This week, the UK is experiencing a once-in-every few-years snowfall. It’s not a great deal of snow; but in a country unaccustomed to getting any, even a little snow is enough to screw up the roads, railways, airports and general infrastructure. The snow has also had a devastating effect on British football with many games being called off due to snow-covered pitches.
By coincidence, the past few days also seems to be the time when the Premier League has moved a step closer to introducing a winter break after the Premier League and Football League agreed a deal that would see a 13-day break introduced in the first two weeks of February from 2020 onwards and will see the 5th round of the FA Cup being played midweek, and with no replays for that round.
The break will be staggered so that 10 teams will have one weekend free, then play the next and vice-versa so that each team gets an equal break but football doesn’t entirely come to a halt.
This isn’t a done deal, as the FA have to approve it. Despite the Football League being involved in the negotiations, the break will only apply to the Premier League as the Football League’s 46-game season leaves no room for manoeuvre.
For most people this is good news, as they’ve been calling for a break in English football for years. The belief behind this is they think England have suffered in international tournaments because the schedule at the moment is too punishing on players’ bodies, which leaves them injured and burned-out by the end of the season, which in turn has a knock-on effect on their performances at tournaments.
Most people see the logic in this, but the argument has always been that a winter break would mean messing with the games traditionally played over the Christmas period, which are a pain for managers but popular with broadcasters. This new plan sidesteps that altogether as the Christmas period would be unaffected.
But to me, this plan doesn’t make much sense.
I’m not convinced this will keep players any fresher or injury free. I think that a break in February is too late to be effective. A break in February would mean it would come when teams have played roughly 26 games of a 38-game league season. I can see how having a break halfway through the season would be beneficial, but is having one after teams have played 2/3rds of their league campaign going to be as effective?
The website physioroom.com did an analysis of injuries sustained in the Premier League and found that there’s a spike in injuries in November, December and January, i.e. when there’s a lot of games and players need a rest.
The Christmas period in particular can be brutal on players. This season Manchester United played 4 games in only 9 days. It’s after periods like that players need a rest. I’m not sure getting a rest a month later will be much help.
So why are they having it in February? Most leagues that have a winter break have it either over the Christmas period, or in early January with the league resuming in mid-January. My guess would be that the Premier League probably realised that the FA and EFL wouldn’t go for a break in January, so this is a compromise.
Early January is when the Premier League and Championship teams enter the 3rd round of the FA Cup, with the 4th round being played later in January and the FA wouldn’t want to change that; and it may also be a hard sell to the Football League as that’s the time they can make a lot of money with a televised FA Cup tie against a Premier League team.
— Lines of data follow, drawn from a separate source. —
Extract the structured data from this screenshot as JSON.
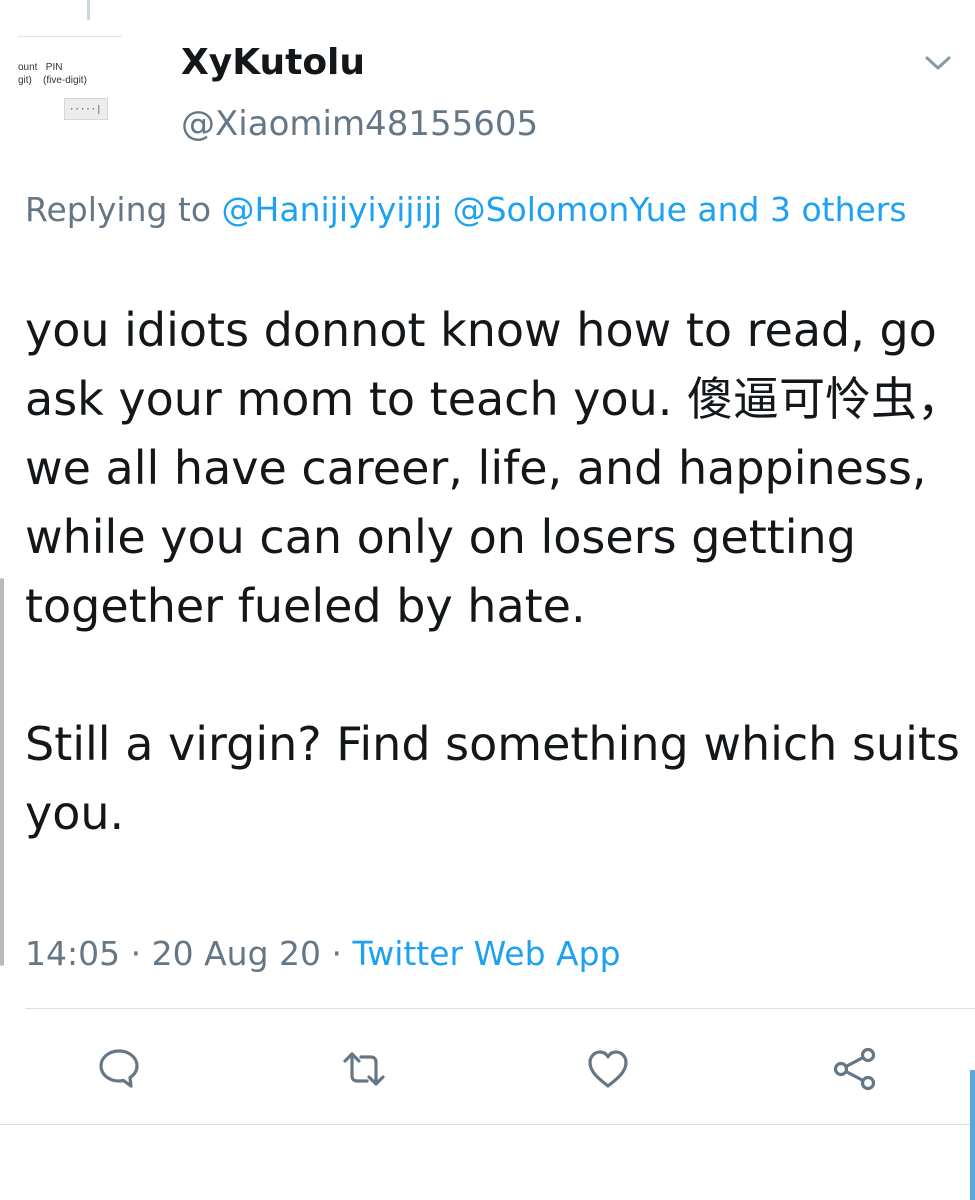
{
  "avatar": {
    "text_line_1": "ount   PIN",
    "text_line_2": "git)    (five-digit)",
    "text_line_3": "·····|"
  },
  "user": {
    "name": "XyKutolu",
    "handle": "@Xiaomim48155605"
  },
  "reply": {
    "prefix": "Replying to",
    "mentions": "@Hanijiyiyijijj @SolomonYue and 3 others"
  },
  "tweet": {
    "paragraph_1": "you idiots donnot know how to read, go ask your mom to teach you. 傻逼可怜虫，we all have career, life, and happiness, while you can only on losers getting together fueled by hate.",
    "paragraph_2": "Still a virgin? Find something which suits you."
  },
  "meta": {
    "time": "14:05",
    "separator_1": "·",
    "date": "20 Aug 20",
    "separator_2": "·",
    "source": "Twitter Web App"
  },
  "actions": {
    "reply_icon": "reply-icon",
    "retweet_icon": "retweet-icon",
    "like_icon": "like-icon",
    "share_icon": "share-icon"
  },
  "colors": {
    "link": "#1da1f2",
    "secondary_text": "#657786",
    "primary_text": "#14171a",
    "icon": "#657786"
  }
}
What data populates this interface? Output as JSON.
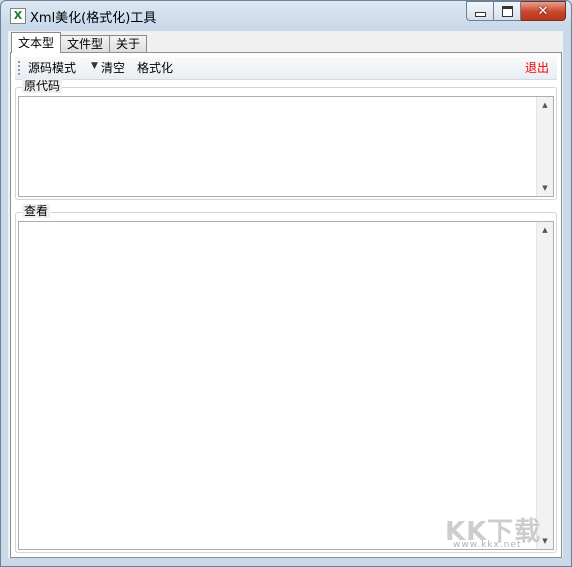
{
  "window": {
    "title": "Xml美化(格式化)工具",
    "app_icon": "X"
  },
  "tabs": [
    {
      "label": "文本型",
      "active": true
    },
    {
      "label": "文件型",
      "active": false
    },
    {
      "label": "关于",
      "active": false
    }
  ],
  "toolbar": {
    "mode_dropdown": "源码模式",
    "clear": "清空",
    "format": "格式化",
    "exit": "退出",
    "exit_color": "#e00000"
  },
  "source_group": {
    "label": "原代码",
    "content": ""
  },
  "view_group": {
    "label": "查看",
    "content": ""
  },
  "watermark": {
    "text": "KK下载",
    "url": "www.kkx.net"
  }
}
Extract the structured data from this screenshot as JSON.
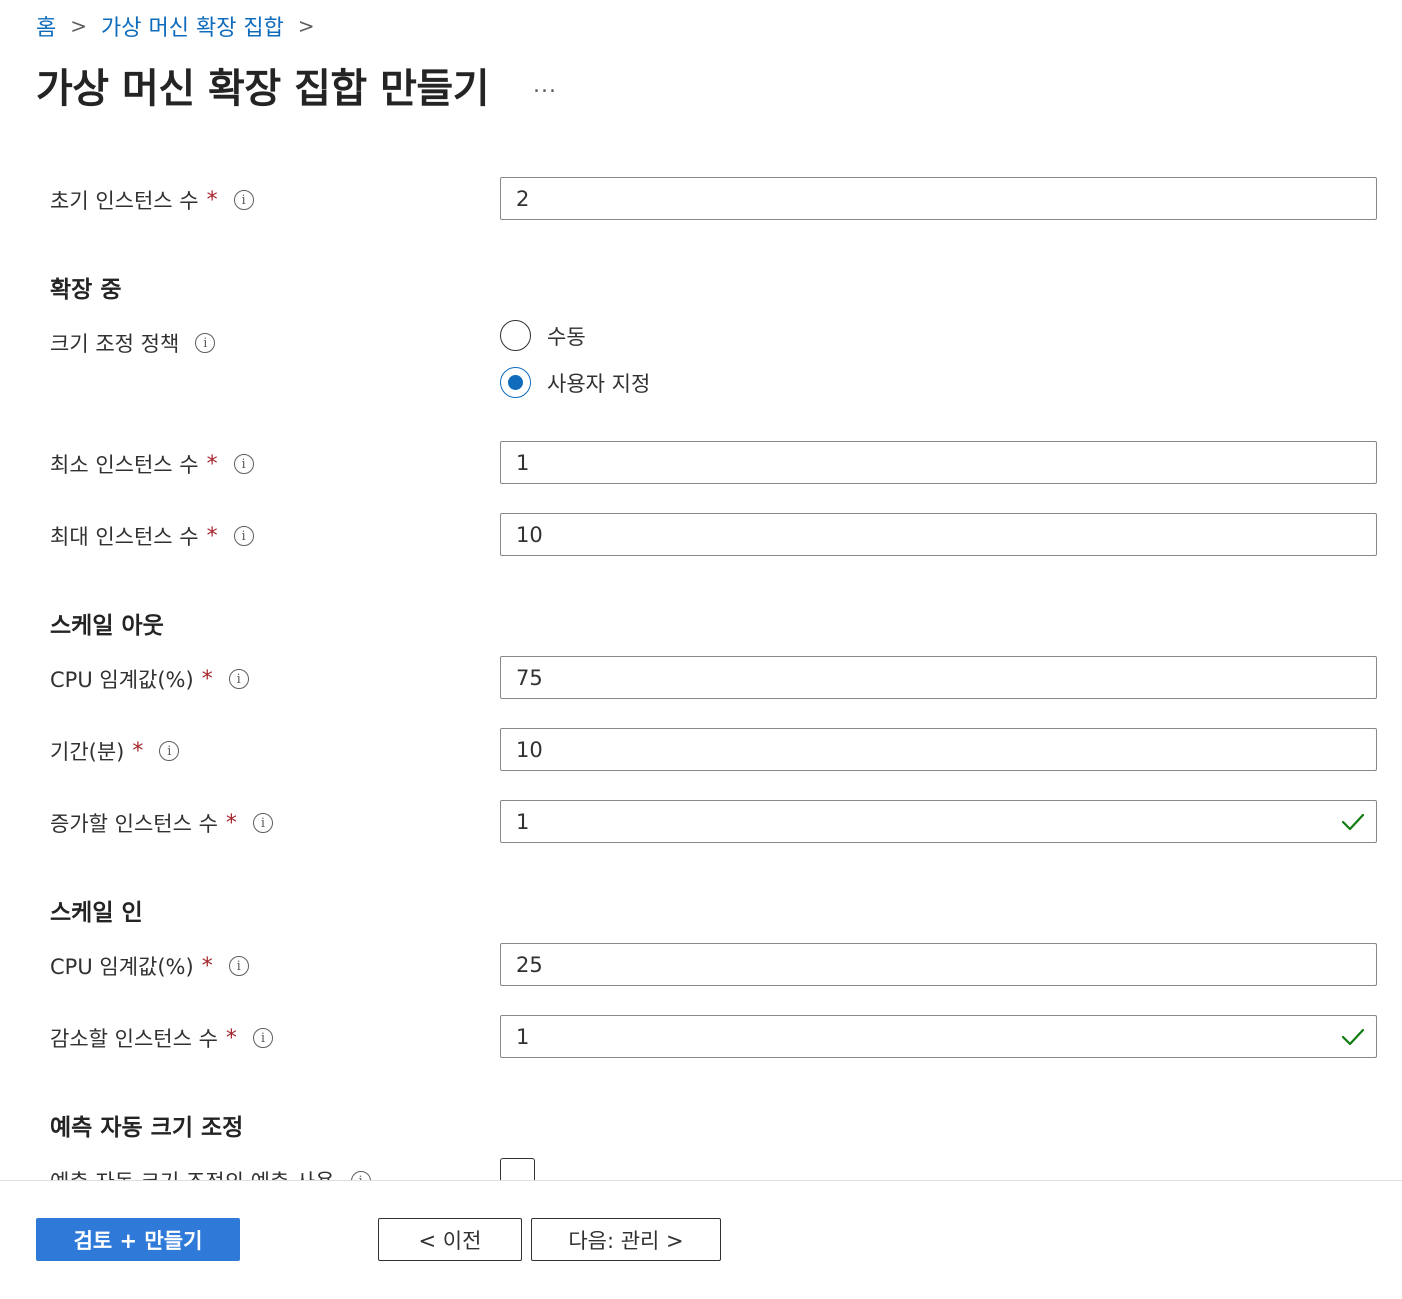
{
  "breadcrumb": {
    "home": "홈",
    "parent": "가상 머신 확장 집합",
    "sep": ">"
  },
  "header": {
    "title": "가상 머신 확장 집합 만들기",
    "more": "..."
  },
  "labels": {
    "initial_instances": "초기 인스턴스 수",
    "scaling_policy": "크기 조정 정책",
    "min_instances": "최소 인스턴스 수",
    "max_instances": "최대 인스턴스 수",
    "cpu_threshold": "CPU 임계값(%)",
    "duration": "기간(분)",
    "increase_instances": "증가할 인스턴스 수",
    "decrease_instances": "감소할 인스턴스 수",
    "predictive_enable": "예측 자동 크기 조정의 예측 사용",
    "required_mark": "*",
    "info_glyph": "i"
  },
  "sections": {
    "scaling": "확장 중",
    "scale_out": "스케일 아웃",
    "scale_in": "스케일 인",
    "predictive": "예측 자동 크기 조정"
  },
  "values": {
    "initial_instances": "2",
    "min_instances": "1",
    "max_instances": "10",
    "scale_out_cpu": "75",
    "scale_out_duration": "10",
    "increase_instances": "1",
    "scale_in_cpu": "25",
    "decrease_instances": "1"
  },
  "scaling_policy": {
    "options": [
      "수동",
      "사용자 지정"
    ],
    "selected": "사용자 지정"
  },
  "predictive_checked": false,
  "footer": {
    "review_create": "검토 + 만들기",
    "previous": "< 이전",
    "next": "다음: 관리 >"
  },
  "colors": {
    "primary": "#2f7ad8",
    "link": "#0f6cbd",
    "required": "#a4262c",
    "valid": "#107c10"
  },
  "icons": {
    "valid": "checkmark-icon",
    "info": "info-icon",
    "more": "more-icon",
    "chevron": "chevron-right-icon"
  }
}
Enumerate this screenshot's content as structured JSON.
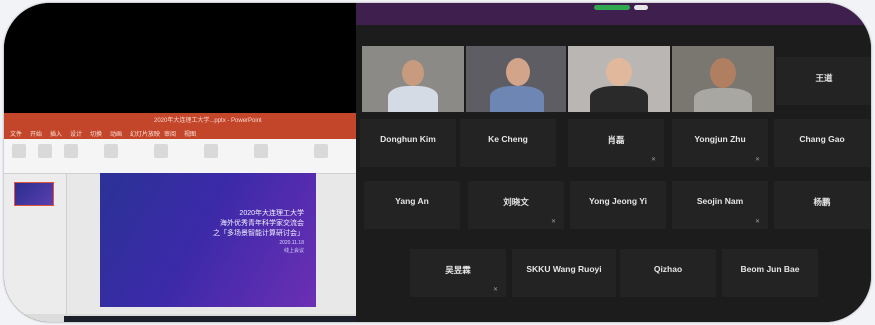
{
  "presentation": {
    "window_title": "2020年大连理工大学...pptx - PowerPoint",
    "ribbon_tabs": [
      "文件",
      "开始",
      "插入",
      "设计",
      "切换",
      "动画",
      "幻灯片放映",
      "审阅",
      "视图"
    ],
    "slide_lines": [
      "2020年大连理工大学",
      "海外优秀青年科学家交流会",
      "之「多场景智能计算研讨会」"
    ],
    "slide_subtitle_1": "2020.11.18",
    "slide_subtitle_2": "线上会议"
  },
  "gallery": {
    "video_participants": [
      {
        "name": "participant-1",
        "bg": "#8c8a86",
        "shirt": "#d5dbe4"
      },
      {
        "name": "participant-2",
        "bg": "#5e5d63",
        "shirt": "#6d86b3"
      },
      {
        "name": "participant-3",
        "bg": "#b9b6b4",
        "shirt": "#2a2a2a"
      },
      {
        "name": "participant-4",
        "bg": "#7a7670",
        "shirt": "#a8a7a2"
      }
    ],
    "row1_extra": "王道",
    "row2": [
      "Donghun Kim",
      "Ke Cheng",
      "肖磊",
      "Yongjun Zhu",
      "Chang Gao"
    ],
    "row3": [
      "Yang An",
      "刘晓文",
      "Yong Jeong Yi",
      "Seojin Nam",
      "杨鹏"
    ],
    "row4": [
      "吴昱霖",
      "SKKU Wang Ruoyi",
      "Qizhao",
      "Beom Jun Bae"
    ]
  },
  "colors": {
    "ppt_accent": "#c4462a",
    "gallery_bg": "#1c1c1c",
    "tile_bg": "#232323",
    "top_strip": "#3f1f4e"
  }
}
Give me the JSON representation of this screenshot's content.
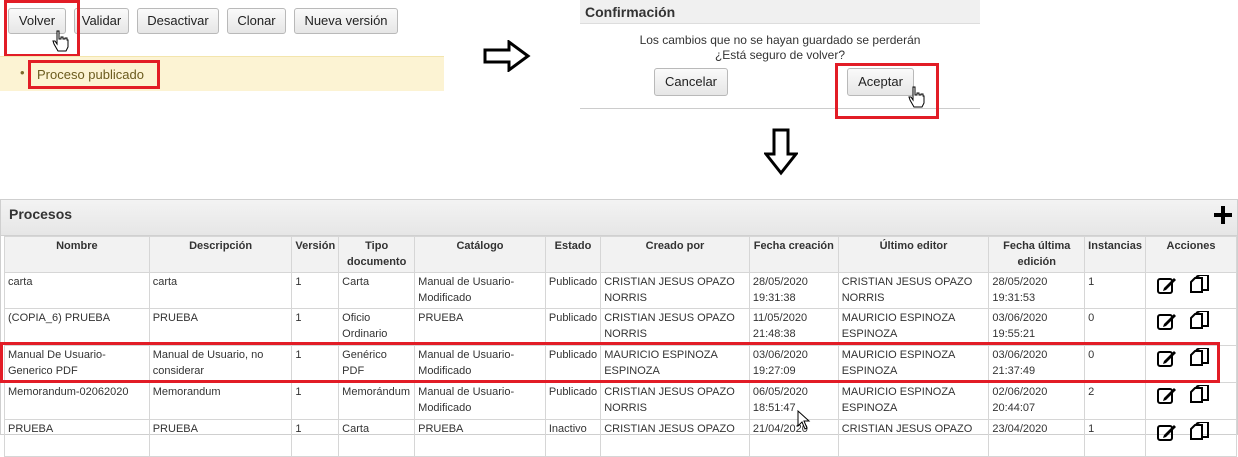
{
  "toolbar": {
    "volver": "Volver",
    "validar": "Validar",
    "desactivar": "Desactivar",
    "clonar": "Clonar",
    "nueva_version": "Nueva versión"
  },
  "notice": {
    "text": "Proceso publicado"
  },
  "dialog": {
    "title": "Confirmación",
    "line1": "Los cambios que no se hayan guardado se perderán",
    "line2": "¿Está seguro de volver?",
    "cancel": "Cancelar",
    "accept": "Aceptar"
  },
  "panel": {
    "title": "Procesos",
    "add_icon": "plus-icon",
    "columns": [
      "Nombre",
      "Descripción",
      "Versión",
      "Tipo documento",
      "Catálogo",
      "Estado",
      "Creado por",
      "Fecha creación",
      "Último editor",
      "Fecha última edición",
      "Instancias",
      "Acciones"
    ],
    "rows": [
      [
        "carta",
        "carta",
        "1",
        "Carta",
        "Manual de Usuario-Modificado",
        "Publicado",
        "CRISTIAN JESUS OPAZO NORRIS",
        "28/05/2020 19:31:38",
        "CRISTIAN JESUS OPAZO NORRIS",
        "28/05/2020 19:31:53",
        "1"
      ],
      [
        "(COPIA_6) PRUEBA",
        "PRUEBA",
        "1",
        "Oficio Ordinario",
        "PRUEBA",
        "Publicado",
        "CRISTIAN JESUS OPAZO NORRIS",
        "11/05/2020 21:48:38",
        "MAURICIO ESPINOZA ESPINOZA",
        "03/06/2020 19:55:21",
        "0"
      ],
      [
        "Manual De Usuario-Generico PDF",
        "Manual de Usuario, no considerar",
        "1",
        "Genérico PDF",
        "Manual de Usuario-Modificado",
        "Publicado",
        "MAURICIO ESPINOZA ESPINOZA",
        "03/06/2020 19:27:09",
        "MAURICIO ESPINOZA ESPINOZA",
        "03/06/2020 21:37:49",
        "0"
      ],
      [
        "Memorandum-02062020",
        "Memorandum",
        "1",
        "Memorándum",
        "Manual de Usuario-Modificado",
        "Publicado",
        "CRISTIAN JESUS OPAZO NORRIS",
        "06/05/2020 18:51:47",
        "MAURICIO ESPINOZA ESPINOZA",
        "02/06/2020 20:44:07",
        "2"
      ],
      [
        "PRUEBA",
        "PRUEBA",
        "1",
        "Carta",
        "PRUEBA",
        "Inactivo",
        "CRISTIAN JESUS OPAZO",
        "21/04/2020",
        "CRISTIAN JESUS OPAZO",
        "23/04/2020",
        "1"
      ]
    ],
    "action_icons": [
      "edit-icon",
      "clone-icon"
    ]
  },
  "colors": {
    "highlight": "#e21c26",
    "notice_bg": "#fcf3d3"
  }
}
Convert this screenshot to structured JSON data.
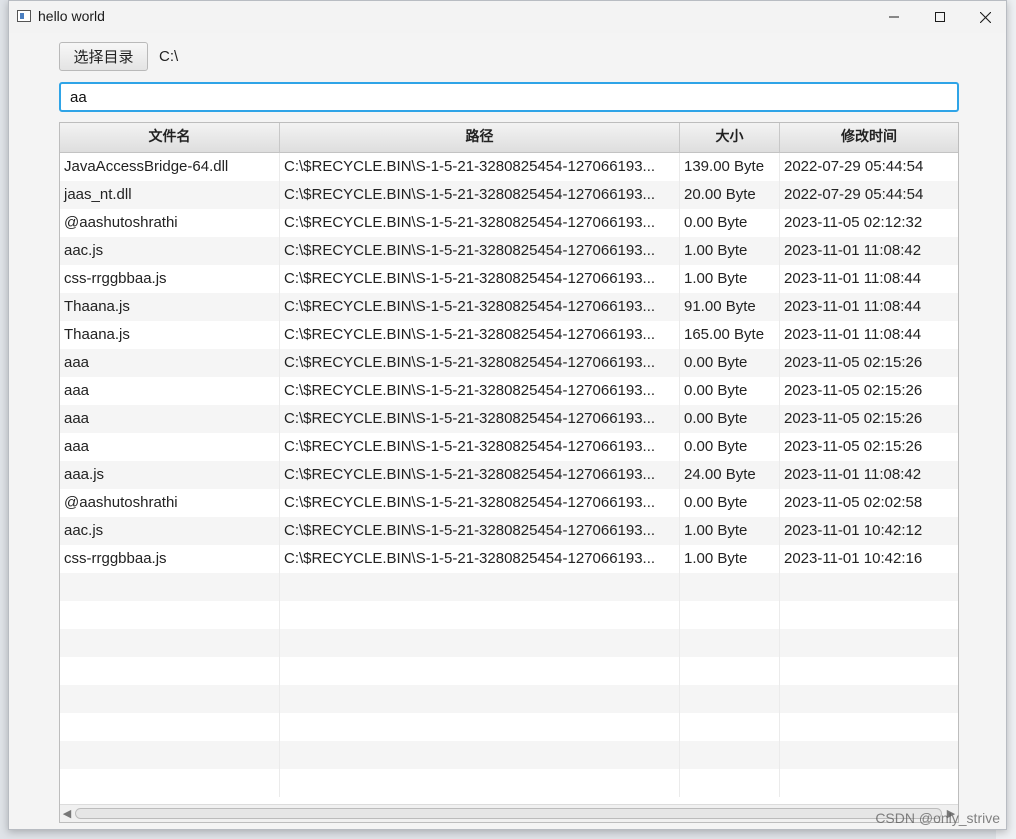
{
  "window": {
    "title": "hello world"
  },
  "toolbar": {
    "select_label": "选择目录",
    "directory": "C:\\"
  },
  "search": {
    "value": "aa"
  },
  "table": {
    "columns": [
      "文件名",
      "路径",
      "大小",
      "修改时间"
    ],
    "rows": [
      [
        "JavaAccessBridge-64.dll",
        "C:\\$RECYCLE.BIN\\S-1-5-21-3280825454-127066193...",
        "139.00 Byte",
        "2022-07-29 05:44:54"
      ],
      [
        "jaas_nt.dll",
        "C:\\$RECYCLE.BIN\\S-1-5-21-3280825454-127066193...",
        "20.00 Byte",
        "2022-07-29 05:44:54"
      ],
      [
        "@aashutoshrathi",
        "C:\\$RECYCLE.BIN\\S-1-5-21-3280825454-127066193...",
        "0.00 Byte",
        "2023-11-05 02:12:32"
      ],
      [
        "aac.js",
        "C:\\$RECYCLE.BIN\\S-1-5-21-3280825454-127066193...",
        "1.00 Byte",
        "2023-11-01 11:08:42"
      ],
      [
        "css-rrggbbaa.js",
        "C:\\$RECYCLE.BIN\\S-1-5-21-3280825454-127066193...",
        "1.00 Byte",
        "2023-11-01 11:08:44"
      ],
      [
        "Thaana.js",
        "C:\\$RECYCLE.BIN\\S-1-5-21-3280825454-127066193...",
        "91.00 Byte",
        "2023-11-01 11:08:44"
      ],
      [
        "Thaana.js",
        "C:\\$RECYCLE.BIN\\S-1-5-21-3280825454-127066193...",
        "165.00 Byte",
        "2023-11-01 11:08:44"
      ],
      [
        "aaa",
        "C:\\$RECYCLE.BIN\\S-1-5-21-3280825454-127066193...",
        "0.00 Byte",
        "2023-11-05 02:15:26"
      ],
      [
        "aaa",
        "C:\\$RECYCLE.BIN\\S-1-5-21-3280825454-127066193...",
        "0.00 Byte",
        "2023-11-05 02:15:26"
      ],
      [
        "aaa",
        "C:\\$RECYCLE.BIN\\S-1-5-21-3280825454-127066193...",
        "0.00 Byte",
        "2023-11-05 02:15:26"
      ],
      [
        "aaa",
        "C:\\$RECYCLE.BIN\\S-1-5-21-3280825454-127066193...",
        "0.00 Byte",
        "2023-11-05 02:15:26"
      ],
      [
        "aaa.js",
        "C:\\$RECYCLE.BIN\\S-1-5-21-3280825454-127066193...",
        "24.00 Byte",
        "2023-11-01 11:08:42"
      ],
      [
        "@aashutoshrathi",
        "C:\\$RECYCLE.BIN\\S-1-5-21-3280825454-127066193...",
        "0.00 Byte",
        "2023-11-05 02:02:58"
      ],
      [
        "aac.js",
        "C:\\$RECYCLE.BIN\\S-1-5-21-3280825454-127066193...",
        "1.00 Byte",
        "2023-11-01 10:42:12"
      ],
      [
        "css-rrggbbaa.js",
        "C:\\$RECYCLE.BIN\\S-1-5-21-3280825454-127066193...",
        "1.00 Byte",
        "2023-11-01 10:42:16"
      ]
    ]
  },
  "watermark": "CSDN @only_strive",
  "colors": {
    "focus_border": "#2fa4e7",
    "row_alt": "#f5f5f5"
  },
  "icons": {
    "app": "app-window-icon",
    "minimize": "minimize-icon",
    "maximize": "maximize-icon",
    "close": "close-icon"
  }
}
As it is the Premier League may have a tough time convincing the FA to allow them to mess with the traditions of the oldest football competition in the world by moving games from their traditional weekend spot to midweek. Also, there are some murmurings of discontent from the lower league clubs who fear that FA Cup replays, which can provide a huge source of revenue to them, will be scrapped altogether just to accommodate the Premier League.
The other thing that those who’ve been pushing for a winter break presume is that a break will mean a break. In the past few weeks most Premier League teams have gone off to the Middle East or Spain for some warm weather training.
There’s nothing wrong with that, but give those teams a bit longer away, and there’s a good chance they’ll just go and play a money-spinning friendly further afield, which will make a mockery of using that break to rest the players.
This all smacks to me of a Premier League power grab. This break will have most benefit to the English teams in the knockout stages of the Champions League and Europa League, which usually start in mid-February. The further a team goes in those competitions; the more money they make.
This is a move that benefits a few Premier League clubs only. I don’t think it will help the England team, as I’m unconvinced that it will help the players be any fresher or injury-free for the summer.
The original idea behind having a winter break would be to reduce fixture congestion and give the players time to recover from a hectic period of games. That’s sensible. Shoehorning a break into a relatively quiet time of the season is not going to have the same benefit.